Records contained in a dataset
——————————

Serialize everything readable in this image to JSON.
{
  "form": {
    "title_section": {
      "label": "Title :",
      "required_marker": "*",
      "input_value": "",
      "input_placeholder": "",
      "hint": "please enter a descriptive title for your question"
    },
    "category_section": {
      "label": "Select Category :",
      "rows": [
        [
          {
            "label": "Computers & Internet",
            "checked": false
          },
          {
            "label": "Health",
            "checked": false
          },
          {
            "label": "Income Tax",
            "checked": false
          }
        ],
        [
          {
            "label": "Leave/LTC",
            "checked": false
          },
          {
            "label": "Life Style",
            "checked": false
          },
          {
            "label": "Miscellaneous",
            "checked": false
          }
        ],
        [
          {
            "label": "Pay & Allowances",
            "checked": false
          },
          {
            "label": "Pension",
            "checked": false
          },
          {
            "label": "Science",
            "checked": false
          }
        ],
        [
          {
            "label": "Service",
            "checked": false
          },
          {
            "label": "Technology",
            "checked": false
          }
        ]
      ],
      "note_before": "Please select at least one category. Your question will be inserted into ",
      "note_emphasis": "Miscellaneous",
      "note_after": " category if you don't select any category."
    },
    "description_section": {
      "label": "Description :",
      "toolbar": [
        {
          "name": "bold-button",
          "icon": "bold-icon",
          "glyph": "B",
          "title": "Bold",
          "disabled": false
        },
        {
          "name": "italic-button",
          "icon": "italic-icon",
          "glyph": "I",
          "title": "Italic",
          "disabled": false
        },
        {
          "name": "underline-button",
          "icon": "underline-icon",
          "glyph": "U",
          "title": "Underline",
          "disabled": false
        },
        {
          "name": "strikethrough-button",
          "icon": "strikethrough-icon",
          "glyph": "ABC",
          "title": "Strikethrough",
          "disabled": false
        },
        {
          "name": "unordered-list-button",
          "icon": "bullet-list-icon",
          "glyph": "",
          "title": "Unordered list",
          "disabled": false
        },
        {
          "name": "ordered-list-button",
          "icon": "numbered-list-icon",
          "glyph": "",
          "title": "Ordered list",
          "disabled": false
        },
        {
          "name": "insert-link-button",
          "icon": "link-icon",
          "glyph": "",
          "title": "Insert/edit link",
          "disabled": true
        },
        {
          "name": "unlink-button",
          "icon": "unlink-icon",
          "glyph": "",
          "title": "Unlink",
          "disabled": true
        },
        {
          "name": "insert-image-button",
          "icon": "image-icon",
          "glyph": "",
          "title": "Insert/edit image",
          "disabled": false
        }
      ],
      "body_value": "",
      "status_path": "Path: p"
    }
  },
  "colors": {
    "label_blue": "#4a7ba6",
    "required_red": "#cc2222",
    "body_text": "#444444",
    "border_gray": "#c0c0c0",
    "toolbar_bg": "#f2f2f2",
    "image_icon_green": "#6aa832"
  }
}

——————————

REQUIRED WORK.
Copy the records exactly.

WRITTEN ANSWER.
Serialize everything readable in this image to JSON.
{
  "form": {
    "title_section": {
      "label": "Title :",
      "required_marker": "*",
      "input_value": "",
      "input_placeholder": "",
      "hint": "please enter a descriptive title for your question"
    },
    "category_section": {
      "label": "Select Category :",
      "rows": [
        [
          {
            "label": "Computers & Internet",
            "checked": false
          },
          {
            "label": "Health",
            "checked": false
          },
          {
            "label": "Income Tax",
            "checked": false
          }
        ],
        [
          {
            "label": "Leave/LTC",
            "checked": false
          },
          {
            "label": "Life Style",
            "checked": false
          },
          {
            "label": "Miscellaneous",
            "checked": false
          }
        ],
        [
          {
            "label": "Pay & Allowances",
            "checked": false
          },
          {
            "label": "Pension",
            "checked": false
          },
          {
            "label": "Science",
            "checked": false
          }
        ],
        [
          {
            "label": "Service",
            "checked": false
          },
          {
            "label": "Technology",
            "checked": false
          }
        ]
      ],
      "note_before": "Please select at least one category. Your question will be inserted into ",
      "note_emphasis": "Miscellaneous",
      "note_after": " category if you don't select any category."
    },
    "description_section": {
      "label": "Description :",
      "toolbar": [
        {
          "name": "bold-button",
          "icon": "bold-icon",
          "glyph": "B",
          "title": "Bold",
          "disabled": false
        },
        {
          "name": "italic-button",
          "icon": "italic-icon",
          "glyph": "I",
          "title": "Italic",
          "disabled": false
        },
        {
          "name": "underline-button",
          "icon": "underline-icon",
          "glyph": "U",
          "title": "Underline",
          "disabled": false
        },
        {
          "name": "strikethrough-button",
          "icon": "strikethrough-icon",
          "glyph": "ABC",
          "title": "Strikethrough",
          "disabled": false
        },
        {
          "name": "unordered-list-button",
          "icon": "bullet-list-icon",
          "glyph": "",
          "title": "Unordered list",
          "disabled": false
        },
        {
          "name": "ordered-list-button",
          "icon": "numbered-list-icon",
          "glyph": "",
          "title": "Ordered list",
          "disabled": false
        },
        {
          "name": "insert-link-button",
          "icon": "link-icon",
          "glyph": "",
          "title": "Insert/edit link",
          "disabled": true
        },
        {
          "name": "unlink-button",
          "icon": "unlink-icon",
          "glyph": "",
          "title": "Unlink",
          "disabled": true
        },
        {
          "name": "insert-image-button",
          "icon": "image-icon",
          "glyph": "",
          "title": "Insert/edit image",
          "disabled": false
        }
      ],
      "body_value": "",
      "status_path": "Path: p"
    }
  },
  "colors": {
    "label_blue": "#4a7ba6",
    "required_red": "#cc2222",
    "body_text": "#444444",
    "border_gray": "#c0c0c0",
    "toolbar_bg": "#f2f2f2",
    "image_icon_green": "#6aa832"
  }
}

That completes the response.